2) Accident Diagnosis and Prevention
Major causes of death include falls, abnormal environments, acute intoxication, and traffic accidents, and researching their diagnosis and prevention is necessary to ensure public safety and peace of mind. Distinguishing between accidental death and death caused by illness is also an important point of diagnosis. At the Department of Forensic Medicine we analyze accidents involving children and the elderly, examining and investigating the relationship between accidents and existing or latent conditions as well as complications resulting from accidents. Also, for pathological changes requiring a determination of condition or damage caused by an abnormal environmental, we perform histomorphological and molecular-biological analyses to study causes and conditions and to detect information that will assist in making a determination. Furthermore, we also research the toxicological and forensic aspects of the relationship of accidents to drugs and toxic substances.

3) References
No.1Tatara Y, Shimada R, Kibayashi K. Effects of preexisting diabetes mellitus on the severity of traumatic brain injury. Journal of Neurotrauma, 38, 886-902, 2021.
No.2Machida M, Kibayashi K. Effectiveness of whole genome amplification prior to short tandem repeat analysis for degraded DNA. Forensic Science International: Genetics 49, 102373, 2020
No.3Tominaga T, Shimada R, Okada Y, Kawamata T, Kibayashi K. Senescence-associated-β-galactosidase staining following traumatic brain injury in the mouse cerebrum. PLOS ONE 14, e0213673, 2019
No.4Abe K, Shimada R, Okada Y, Kibayashi K. Traumatic brain injury decreases serotonin transporter expression in the rat cerebrum. Neurological Research, 38, 358-63, 2016
No.5Nakao K, Tatara Y, Kibayashi K. Quantification of methamphetamine in mouse thighbones buried in soil. Journal of Forensic Sciences, 62, 1554-1558, 2017
No.6Ezaki J, Ro A, Hasegawa M, Kibayashi K. Fatal overdose from synthetic cannabinoids and cathinones in Japan: Demographics and autopsy findings. American Journal of Drug and Alcohol Abuse, 42(5), 520-529, 2016

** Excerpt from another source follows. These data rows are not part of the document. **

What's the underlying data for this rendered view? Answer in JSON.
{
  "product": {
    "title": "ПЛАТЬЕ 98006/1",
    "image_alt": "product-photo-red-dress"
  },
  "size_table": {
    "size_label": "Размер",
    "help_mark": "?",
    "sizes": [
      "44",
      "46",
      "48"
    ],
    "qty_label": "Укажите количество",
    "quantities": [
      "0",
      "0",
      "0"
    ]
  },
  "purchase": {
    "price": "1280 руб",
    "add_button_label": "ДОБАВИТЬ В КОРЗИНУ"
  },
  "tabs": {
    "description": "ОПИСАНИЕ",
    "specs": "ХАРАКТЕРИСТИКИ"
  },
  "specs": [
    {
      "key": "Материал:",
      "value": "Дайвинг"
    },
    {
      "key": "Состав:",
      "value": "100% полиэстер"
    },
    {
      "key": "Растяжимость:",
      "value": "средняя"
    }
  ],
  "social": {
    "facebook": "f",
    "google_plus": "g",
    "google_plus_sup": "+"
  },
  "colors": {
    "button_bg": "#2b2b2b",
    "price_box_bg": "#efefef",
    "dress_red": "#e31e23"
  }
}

4. Staff Recruitment

The Department of Forensic Medicine in the School of Medicine at Tokyo Women's Medical University broadly recruits teachers (medical practitioners and researchers), research students, graduate students (doctoral course), and research assistants from around the country. We welcome applications from those with a passion for teaching, research and practice irrespective of university of origin, MD or PhD, or other career details.


5. Seminars

We hold periodic open seminars that anyone can attend whether from within the university or not. Interested parties are invited to come to the Department. We particularly look forward to the participation of undergraduate students.

1) ArticlesWe present the latest articles in English related to the analysis of brain conditions caused by external factors and other topics related to our research.
2) Lectures (From Time to Time)We invite outside lecturers to present on special topics.


6. Graduate Student Recruitment

Tokyo Women's Medical University Graduate School of Medicine is recruiting graduate students specializing in social medicine and the field of forensic medicine.

1) Possible Research Topics

(1) Damage to the brain caused by head injury: Analyze damage to the brain caused by head injuries through histomorphological and molecular-biological analyses using experiments on animals.
(2) Brain conditions caused by abnormal environments: Devise methods of autopsy diagnosis by understanding the morphological changes in the brain caused by high and low body temperature.
Application of postmortem CT on forensic autopsy.
(3) Forensic pathology and clinical forensic medicine: Devise methods of autopsy diagnosis or sickness and injury prevention by gathering and analyzing examples of sudden or accidental death

7. Contact

Interested parties are invited to contact the Department of Legal Medicine. We would be happy to welcome you to the Department for a visit.

Kazuhiko Kibayashi, MD
Department of Forensic Medicine
School of Medicine
Tokyo Women's Medical University
Tokyo, Japan